12 Courtney Walsh[D] 25 May 2000  West Indies  Pakistan 1 26 83 5 West Indies won[16]
13 Wasim Akram[D] 25 May 2000  Pakistan  West Indies 2 26.2 61 6 West Indies won
14 Wasim Akram[D] 25 May 2000  Pakistan  West Indies 4 30 49 5 West Indies won
15 Jermaine Lawson 9 May 2003  West Indies  Australia 1 19.1 78 7 West Indies won[17]
16 Graeme Swann 15 February 2009  England  West Indies 2 24 57 5 Drawn[18]

See also[edit]

Notes[edit]

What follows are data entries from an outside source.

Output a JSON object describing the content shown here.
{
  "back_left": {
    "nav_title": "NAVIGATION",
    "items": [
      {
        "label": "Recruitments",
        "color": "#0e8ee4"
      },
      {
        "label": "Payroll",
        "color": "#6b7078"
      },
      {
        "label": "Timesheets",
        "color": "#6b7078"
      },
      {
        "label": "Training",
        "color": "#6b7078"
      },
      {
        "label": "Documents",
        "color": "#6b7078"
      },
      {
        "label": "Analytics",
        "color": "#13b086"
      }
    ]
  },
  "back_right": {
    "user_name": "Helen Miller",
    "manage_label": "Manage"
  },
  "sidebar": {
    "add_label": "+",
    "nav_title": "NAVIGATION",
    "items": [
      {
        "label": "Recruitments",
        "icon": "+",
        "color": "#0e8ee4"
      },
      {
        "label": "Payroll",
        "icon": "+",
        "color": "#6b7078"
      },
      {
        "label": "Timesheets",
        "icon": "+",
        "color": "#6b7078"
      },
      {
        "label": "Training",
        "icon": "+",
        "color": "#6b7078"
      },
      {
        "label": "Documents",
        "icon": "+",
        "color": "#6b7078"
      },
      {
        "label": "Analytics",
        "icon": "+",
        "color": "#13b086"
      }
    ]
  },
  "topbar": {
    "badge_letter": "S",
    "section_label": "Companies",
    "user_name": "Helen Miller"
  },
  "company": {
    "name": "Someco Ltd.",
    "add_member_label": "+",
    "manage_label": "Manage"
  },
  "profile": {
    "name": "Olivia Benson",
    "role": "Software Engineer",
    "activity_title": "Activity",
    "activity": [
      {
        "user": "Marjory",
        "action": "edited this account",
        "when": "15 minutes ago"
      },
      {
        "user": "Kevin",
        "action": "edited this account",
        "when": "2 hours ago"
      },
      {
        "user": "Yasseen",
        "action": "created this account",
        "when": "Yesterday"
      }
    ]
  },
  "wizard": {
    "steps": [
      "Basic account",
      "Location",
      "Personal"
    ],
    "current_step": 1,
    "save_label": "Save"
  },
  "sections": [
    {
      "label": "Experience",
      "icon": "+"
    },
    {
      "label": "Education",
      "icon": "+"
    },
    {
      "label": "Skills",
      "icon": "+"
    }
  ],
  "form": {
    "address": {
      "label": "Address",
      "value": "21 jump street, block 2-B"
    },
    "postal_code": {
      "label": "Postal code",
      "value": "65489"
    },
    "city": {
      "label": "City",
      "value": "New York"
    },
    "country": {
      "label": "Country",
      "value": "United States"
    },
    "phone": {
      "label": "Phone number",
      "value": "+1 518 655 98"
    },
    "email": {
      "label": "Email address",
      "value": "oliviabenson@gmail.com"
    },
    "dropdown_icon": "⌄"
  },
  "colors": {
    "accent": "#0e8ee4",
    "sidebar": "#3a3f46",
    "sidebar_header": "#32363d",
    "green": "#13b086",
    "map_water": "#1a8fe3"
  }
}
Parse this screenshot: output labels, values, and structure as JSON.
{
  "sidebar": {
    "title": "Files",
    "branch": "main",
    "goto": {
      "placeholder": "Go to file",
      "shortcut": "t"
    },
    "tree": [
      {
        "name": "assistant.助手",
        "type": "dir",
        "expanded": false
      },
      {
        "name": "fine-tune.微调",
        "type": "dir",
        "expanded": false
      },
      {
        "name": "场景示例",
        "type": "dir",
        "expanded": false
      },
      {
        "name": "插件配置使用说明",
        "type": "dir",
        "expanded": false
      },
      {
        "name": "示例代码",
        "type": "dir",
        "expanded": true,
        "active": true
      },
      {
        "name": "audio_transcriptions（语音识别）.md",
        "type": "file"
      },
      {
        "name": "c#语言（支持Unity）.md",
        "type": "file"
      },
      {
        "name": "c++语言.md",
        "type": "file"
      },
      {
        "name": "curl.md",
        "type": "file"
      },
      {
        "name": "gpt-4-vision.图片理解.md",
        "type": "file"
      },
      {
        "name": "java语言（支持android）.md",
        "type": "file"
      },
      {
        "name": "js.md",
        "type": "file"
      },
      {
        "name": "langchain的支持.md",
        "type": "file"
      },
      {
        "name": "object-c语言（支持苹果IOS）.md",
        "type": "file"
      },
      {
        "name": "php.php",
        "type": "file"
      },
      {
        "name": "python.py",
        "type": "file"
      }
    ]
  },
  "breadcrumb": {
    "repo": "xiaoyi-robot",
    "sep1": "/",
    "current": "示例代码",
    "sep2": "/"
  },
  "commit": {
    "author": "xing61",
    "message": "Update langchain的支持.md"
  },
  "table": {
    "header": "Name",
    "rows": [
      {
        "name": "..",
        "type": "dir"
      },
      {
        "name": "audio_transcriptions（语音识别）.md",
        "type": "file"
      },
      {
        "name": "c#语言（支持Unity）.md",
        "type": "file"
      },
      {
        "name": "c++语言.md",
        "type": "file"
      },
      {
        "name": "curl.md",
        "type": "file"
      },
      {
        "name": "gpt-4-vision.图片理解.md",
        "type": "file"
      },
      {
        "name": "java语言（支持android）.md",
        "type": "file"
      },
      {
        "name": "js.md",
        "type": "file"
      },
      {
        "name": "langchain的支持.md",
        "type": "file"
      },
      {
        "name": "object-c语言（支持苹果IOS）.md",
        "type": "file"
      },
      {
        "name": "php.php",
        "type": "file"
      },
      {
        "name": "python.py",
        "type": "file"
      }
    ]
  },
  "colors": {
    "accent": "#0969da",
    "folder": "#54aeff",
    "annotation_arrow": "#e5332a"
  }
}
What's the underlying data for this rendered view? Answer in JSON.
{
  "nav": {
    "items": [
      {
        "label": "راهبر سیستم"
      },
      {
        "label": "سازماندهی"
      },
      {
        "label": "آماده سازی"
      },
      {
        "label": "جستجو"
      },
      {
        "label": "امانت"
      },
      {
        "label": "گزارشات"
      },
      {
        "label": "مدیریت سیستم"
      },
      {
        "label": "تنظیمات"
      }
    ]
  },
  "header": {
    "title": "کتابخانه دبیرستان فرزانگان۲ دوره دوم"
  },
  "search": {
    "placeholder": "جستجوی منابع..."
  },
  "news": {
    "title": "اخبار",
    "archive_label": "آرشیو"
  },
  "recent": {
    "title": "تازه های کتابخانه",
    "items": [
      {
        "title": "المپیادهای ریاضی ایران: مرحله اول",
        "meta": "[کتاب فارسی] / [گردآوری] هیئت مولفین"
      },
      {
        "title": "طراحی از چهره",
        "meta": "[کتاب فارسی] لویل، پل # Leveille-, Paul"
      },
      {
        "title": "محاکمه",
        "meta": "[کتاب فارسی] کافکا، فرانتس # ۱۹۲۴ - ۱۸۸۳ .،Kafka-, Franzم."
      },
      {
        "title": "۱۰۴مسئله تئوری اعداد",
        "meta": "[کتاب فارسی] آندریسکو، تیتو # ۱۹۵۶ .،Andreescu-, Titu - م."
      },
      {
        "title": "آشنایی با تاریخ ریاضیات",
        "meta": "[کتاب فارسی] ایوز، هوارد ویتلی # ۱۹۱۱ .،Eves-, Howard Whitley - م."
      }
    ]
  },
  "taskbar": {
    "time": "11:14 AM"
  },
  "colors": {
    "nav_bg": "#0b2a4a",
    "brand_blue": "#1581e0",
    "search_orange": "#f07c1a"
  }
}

  1. ^ a b Rackemann and Garner took their give-wicket hauls in the same match.
  2. ^ a b Ambrose and Morrison took their five-wicket hauls during the same match.
  3. ^ a b Ambrose and Muralitharan took their five-wicket hauls during the same match.
  4. ^ a b c Walsh's and both of Wasim Akram's five-wicket hauls were taken during the same match.

References[edit]

  1. ^ Cricinfo
  2. ^ "England desperate for fightback at old Rec". ESPN Cricinfo. Retrieved 9 February 2019.
  3. ^ "Test saved by old Rec put to good use". The Guardian. Retrieved 9 February 2019.
  4. ^ "Fastest Tests Centuries and 50s". Cricinfo. Archived from the original on 12 March 2007. Retrieved 22 March 2007.
  5. ^ "Lara sets Test record". BBC Sport. 12 April 2004. Retrieved 22 March 2007.
  6. ^ "A glossary of cricket terms". Cricinfo. Retrieved 3 January 2007.
  7. ^ "West Indies v England 2nd Test". BBC Sport. 13 February 2009. Retrieved 13 August 2019.
  8. ^ 4th Test, England tour of West Indies at St John's, Mar 27 - Apr 1 1981, CricInfo. Retrieved 2020-01-07.
  9. ^ a b 4th Test, Australia tour of West Indies at St John's, Apr 7-11 1984, CricInfo. Retrieved 2020-01-07.
  10. ^ 5th Test, England tour of West Indies at St John's, Apr 12-16 1990, CricInfo. Retrieved 2020-01-07.
  11. ^ 3rd Test, Pakistan tour of West Indies at St John's, May 1-6 1993, CricInfo. Retrieved 2020-01-07.
  12. ^ 2nd Test, Australia tour of West Indies at St John's, Apr 8-13 1995, CricInfo. Retrieved 2020-01-07.
  13. ^ a b 2nd Test, New Zealand tour of West Indies at St John's, Apr 27 - May 2 1996, CricInfo. Retrieved 2020-01-07.
  14. ^ a b 4th Test, Australia tour of West Indies at St John's, Apr 3-7 1999, CricInfo. Retrieved 2020-01-07.
  15. ^ 4th Test, Australia tour of West Indies at St John's, Apr 3-7 1999, CricInfo. Retrieved 2020-01-07.
  16. ^ 3rd Test, Pakistan tour of West Indies at St John's, May 25-29 2000, CricInfo. Retrieved 2020-01-07.
  17. ^ 4th Test, Australia tour of West Indies at St John's, May 9-13 2003, CricInfo. Retrieved 2020-01-07.
  18. ^ 3rd Test, England tour of West Indies at St John's, Feb 15-19 2009, CricInfo. Retrieved 2020-01-07.

Coordinates: 17°07′20.2″N 61°50′20.5″W / 17.122278°N 61.839028°W / 17.122278; -61.839028